Data records for software interfaces

----------

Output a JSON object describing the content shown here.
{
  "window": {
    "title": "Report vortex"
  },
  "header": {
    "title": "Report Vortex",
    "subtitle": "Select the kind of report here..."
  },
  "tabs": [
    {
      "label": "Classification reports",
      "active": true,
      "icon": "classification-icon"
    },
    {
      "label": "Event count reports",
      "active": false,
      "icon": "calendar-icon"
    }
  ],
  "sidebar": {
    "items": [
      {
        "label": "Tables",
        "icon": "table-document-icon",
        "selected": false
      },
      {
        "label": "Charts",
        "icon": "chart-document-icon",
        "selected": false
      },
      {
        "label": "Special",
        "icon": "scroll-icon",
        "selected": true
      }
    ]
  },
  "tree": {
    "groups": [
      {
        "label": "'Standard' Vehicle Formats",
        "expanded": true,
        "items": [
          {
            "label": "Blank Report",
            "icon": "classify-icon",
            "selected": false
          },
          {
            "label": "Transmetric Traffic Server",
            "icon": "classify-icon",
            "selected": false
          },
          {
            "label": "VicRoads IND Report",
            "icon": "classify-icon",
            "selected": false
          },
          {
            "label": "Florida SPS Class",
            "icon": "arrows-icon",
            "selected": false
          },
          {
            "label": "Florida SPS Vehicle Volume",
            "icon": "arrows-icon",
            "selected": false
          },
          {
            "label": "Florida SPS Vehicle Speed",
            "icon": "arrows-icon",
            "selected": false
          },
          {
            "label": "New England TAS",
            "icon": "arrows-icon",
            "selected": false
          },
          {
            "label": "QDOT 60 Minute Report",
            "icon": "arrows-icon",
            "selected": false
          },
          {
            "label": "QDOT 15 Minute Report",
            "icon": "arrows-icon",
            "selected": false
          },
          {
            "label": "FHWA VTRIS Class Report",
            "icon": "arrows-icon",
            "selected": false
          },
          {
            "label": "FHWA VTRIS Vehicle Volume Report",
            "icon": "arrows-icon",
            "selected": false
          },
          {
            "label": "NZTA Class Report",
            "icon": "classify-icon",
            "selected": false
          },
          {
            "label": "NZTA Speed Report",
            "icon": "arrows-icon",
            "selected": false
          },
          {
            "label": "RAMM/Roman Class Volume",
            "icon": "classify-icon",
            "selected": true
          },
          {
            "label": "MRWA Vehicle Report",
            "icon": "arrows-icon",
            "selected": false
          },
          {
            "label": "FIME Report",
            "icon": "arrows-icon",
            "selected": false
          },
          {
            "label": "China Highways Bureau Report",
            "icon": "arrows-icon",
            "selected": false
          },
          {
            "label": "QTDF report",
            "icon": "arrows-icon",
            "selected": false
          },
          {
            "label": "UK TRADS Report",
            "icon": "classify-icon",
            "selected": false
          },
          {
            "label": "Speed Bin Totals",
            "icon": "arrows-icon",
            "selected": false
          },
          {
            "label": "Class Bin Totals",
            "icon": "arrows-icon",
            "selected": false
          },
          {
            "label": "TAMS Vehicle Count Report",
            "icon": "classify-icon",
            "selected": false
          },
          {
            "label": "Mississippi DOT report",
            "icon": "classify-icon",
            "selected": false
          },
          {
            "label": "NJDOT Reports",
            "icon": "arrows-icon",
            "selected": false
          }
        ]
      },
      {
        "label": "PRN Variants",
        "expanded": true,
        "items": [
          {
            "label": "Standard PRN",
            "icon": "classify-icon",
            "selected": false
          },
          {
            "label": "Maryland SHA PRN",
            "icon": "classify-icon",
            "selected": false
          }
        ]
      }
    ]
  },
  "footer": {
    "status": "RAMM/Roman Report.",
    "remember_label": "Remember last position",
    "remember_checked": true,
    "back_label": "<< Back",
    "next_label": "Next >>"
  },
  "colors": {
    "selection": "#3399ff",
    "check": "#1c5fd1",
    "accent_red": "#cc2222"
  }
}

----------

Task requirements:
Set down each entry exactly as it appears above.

Written response:
Output a JSON object describing the content shown here.
{
  "window": {
    "title": "Report vortex"
  },
  "header": {
    "title": "Report Vortex",
    "subtitle": "Select the kind of report here..."
  },
  "tabs": [
    {
      "label": "Classification reports",
      "active": true,
      "icon": "classification-icon"
    },
    {
      "label": "Event count reports",
      "active": false,
      "icon": "calendar-icon"
    }
  ],
  "sidebar": {
    "items": [
      {
        "label": "Tables",
        "icon": "table-document-icon",
        "selected": false
      },
      {
        "label": "Charts",
        "icon": "chart-document-icon",
        "selected": false
      },
      {
        "label": "Special",
        "icon": "scroll-icon",
        "selected": true
      }
    ]
  },
  "tree": {
    "groups": [
      {
        "label": "'Standard' Vehicle Formats",
        "expanded": true,
        "items": [
          {
            "label": "Blank Report",
            "icon": "classify-icon",
            "selected": false
          },
          {
            "label": "Transmetric Traffic Server",
            "icon": "classify-icon",
            "selected": false
          },
          {
            "label": "VicRoads IND Report",
            "icon": "classify-icon",
            "selected": false
          },
          {
            "label": "Florida SPS Class",
            "icon": "arrows-icon",
            "selected": false
          },
          {
            "label": "Florida SPS Vehicle Volume",
            "icon": "arrows-icon",
            "selected": false
          },
          {
            "label": "Florida SPS Vehicle Speed",
            "icon": "arrows-icon",
            "selected": false
          },
          {
            "label": "New England TAS",
            "icon": "arrows-icon",
            "selected": false
          },
          {
            "label": "QDOT 60 Minute Report",
            "icon": "arrows-icon",
            "selected": false
          },
          {
            "label": "QDOT 15 Minute Report",
            "icon": "arrows-icon",
            "selected": false
          },
          {
            "label": "FHWA VTRIS Class Report",
            "icon": "arrows-icon",
            "selected": false
          },
          {
            "label": "FHWA VTRIS Vehicle Volume Report",
            "icon": "arrows-icon",
            "selected": false
          },
          {
            "label": "NZTA Class Report",
            "icon": "classify-icon",
            "selected": false
          },
          {
            "label": "NZTA Speed Report",
            "icon": "arrows-icon",
            "selected": false
          },
          {
            "label": "RAMM/Roman Class Volume",
            "icon": "classify-icon",
            "selected": true
          },
          {
            "label": "MRWA Vehicle Report",
            "icon": "arrows-icon",
            "selected": false
          },
          {
            "label": "FIME Report",
            "icon": "arrows-icon",
            "selected": false
          },
          {
            "label": "China Highways Bureau Report",
            "icon": "arrows-icon",
            "selected": false
          },
          {
            "label": "QTDF report",
            "icon": "arrows-icon",
            "selected": false
          },
          {
            "label": "UK TRADS Report",
            "icon": "classify-icon",
            "selected": false
          },
          {
            "label": "Speed Bin Totals",
            "icon": "arrows-icon",
            "selected": false
          },
          {
            "label": "Class Bin Totals",
            "icon": "arrows-icon",
            "selected": false
          },
          {
            "label": "TAMS Vehicle Count Report",
            "icon": "classify-icon",
            "selected": false
          },
          {
            "label": "Mississippi DOT report",
            "icon": "classify-icon",
            "selected": false
          },
          {
            "label": "NJDOT Reports",
            "icon": "arrows-icon",
            "selected": false
          }
        ]
      },
      {
        "label": "PRN Variants",
        "expanded": true,
        "items": [
          {
            "label": "Standard PRN",
            "icon": "classify-icon",
            "selected": false
          },
          {
            "label": "Maryland SHA PRN",
            "icon": "classify-icon",
            "selected": false
          }
        ]
      }
    ]
  },
  "footer": {
    "status": "RAMM/Roman Report.",
    "remember_label": "Remember last position",
    "remember_checked": true,
    "back_label": "<< Back",
    "next_label": "Next >>"
  },
  "colors": {
    "selection": "#3399ff",
    "check": "#1c5fd1",
    "accent_red": "#cc2222"
  }
}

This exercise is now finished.